For today’s prompt, write a work poem. What’s your typical Monday look like at the office? What’s your dream job? Maybe write a list poem about the contents of your briefcase or toolbox. Are you a stay-at-home parent? What’s that look and smell like? Use the senses and specific diction to bring your job and work to life.

One of my fave poems about work? I give you Dorianne Laux’s “The Shipfitter’s Wife”:

The Shipfitter’s Wife

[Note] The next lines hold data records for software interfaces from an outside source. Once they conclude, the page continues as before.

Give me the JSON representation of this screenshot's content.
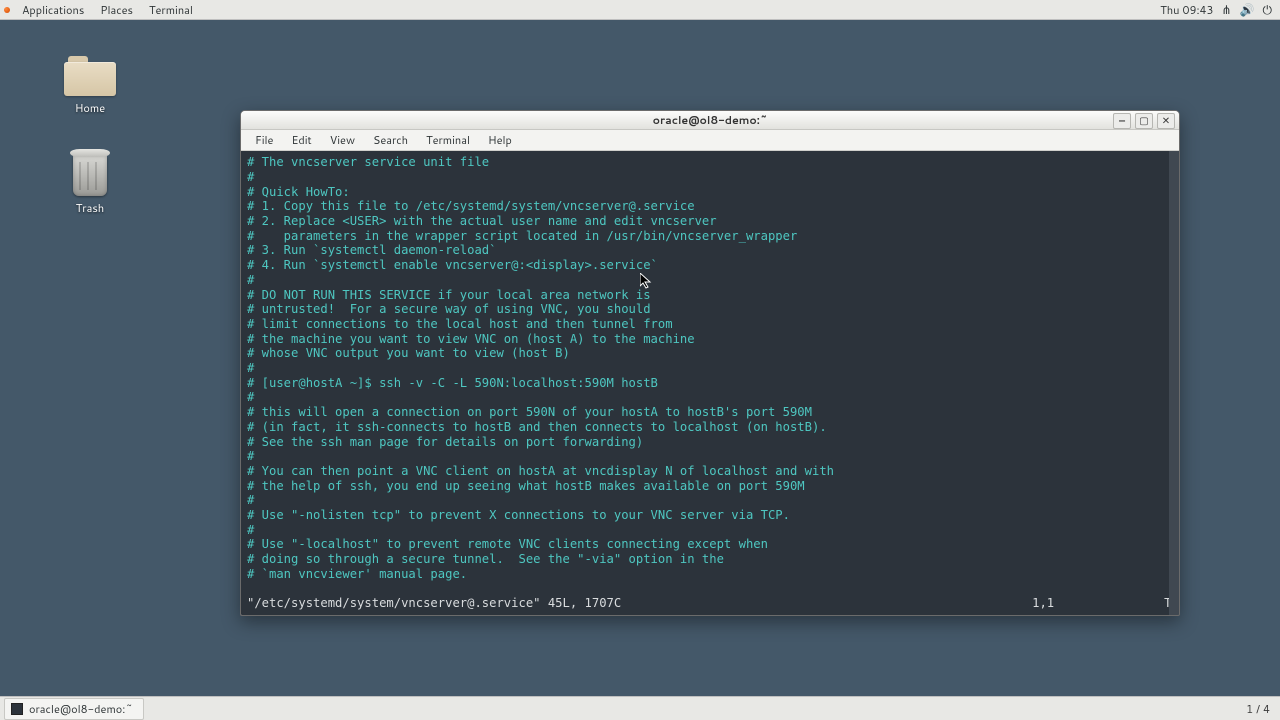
{
  "top_panel": {
    "menus": [
      "Applications",
      "Places",
      "Terminal"
    ],
    "clock": "Thu 09:43",
    "tray_icons": [
      "network-icon",
      "volume-icon",
      "power-icon"
    ]
  },
  "desktop": {
    "home_label": "Home",
    "trash_label": "Trash"
  },
  "window": {
    "title": "oracle@ol8-demo:~",
    "menus": [
      "File",
      "Edit",
      "View",
      "Search",
      "Terminal",
      "Help"
    ]
  },
  "terminal": {
    "lines": [
      "# The vncserver service unit file",
      "#",
      "# Quick HowTo:",
      "# 1. Copy this file to /etc/systemd/system/vncserver@.service",
      "# 2. Replace <USER> with the actual user name and edit vncserver",
      "#    parameters in the wrapper script located in /usr/bin/vncserver_wrapper",
      "# 3. Run `systemctl daemon-reload`",
      "# 4. Run `systemctl enable vncserver@:<display>.service`",
      "#",
      "# DO NOT RUN THIS SERVICE if your local area network is",
      "# untrusted!  For a secure way of using VNC, you should",
      "# limit connections to the local host and then tunnel from",
      "# the machine you want to view VNC on (host A) to the machine",
      "# whose VNC output you want to view (host B)",
      "#",
      "# [user@hostA ~]$ ssh -v -C -L 590N:localhost:590M hostB",
      "#",
      "# this will open a connection on port 590N of your hostA to hostB's port 590M",
      "# (in fact, it ssh-connects to hostB and then connects to localhost (on hostB).",
      "# See the ssh man page for details on port forwarding)",
      "#",
      "# You can then point a VNC client on hostA at vncdisplay N of localhost and with",
      "# the help of ssh, you end up seeing what hostB makes available on port 590M",
      "#",
      "# Use \"-nolisten tcp\" to prevent X connections to your VNC server via TCP.",
      "#",
      "# Use \"-localhost\" to prevent remote VNC clients connecting except when",
      "# doing so through a secure tunnel.  See the \"-via\" option in the",
      "# `man vncviewer' manual page.",
      ""
    ],
    "status_file": "\"/etc/systemd/system/vncserver@.service\" 45L, 1707C",
    "status_pos": "1,1",
    "status_scroll": "Top"
  },
  "taskbar": {
    "entry": "oracle@ol8-demo:~",
    "workspace": "1 / 4"
  }
}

I loved him most
when he came home from work,
his fingers still curled from fitting pipe,
his denim shirt ringed with sweat
and smelling of salt, the drying weeds
of the ocean. I’d go to where he sat
on the edge of the bed, his forehead
anointed with grease, his cracked hands
jammed between his thighs, and unlace
the steel-toed boots, stroke his ankles
and calves, the pads and bones of his feet.
Then I’d open his clothes and take
the whole day inside me — the ship’s
gray sides, the miles of copper pipe,
the voice of the foreman clanging
off the hull’s silver ribs. Spark of lead
kissing metal. The clamp, the winch,
the white fire of the torch, the whistle,
and the long drive home.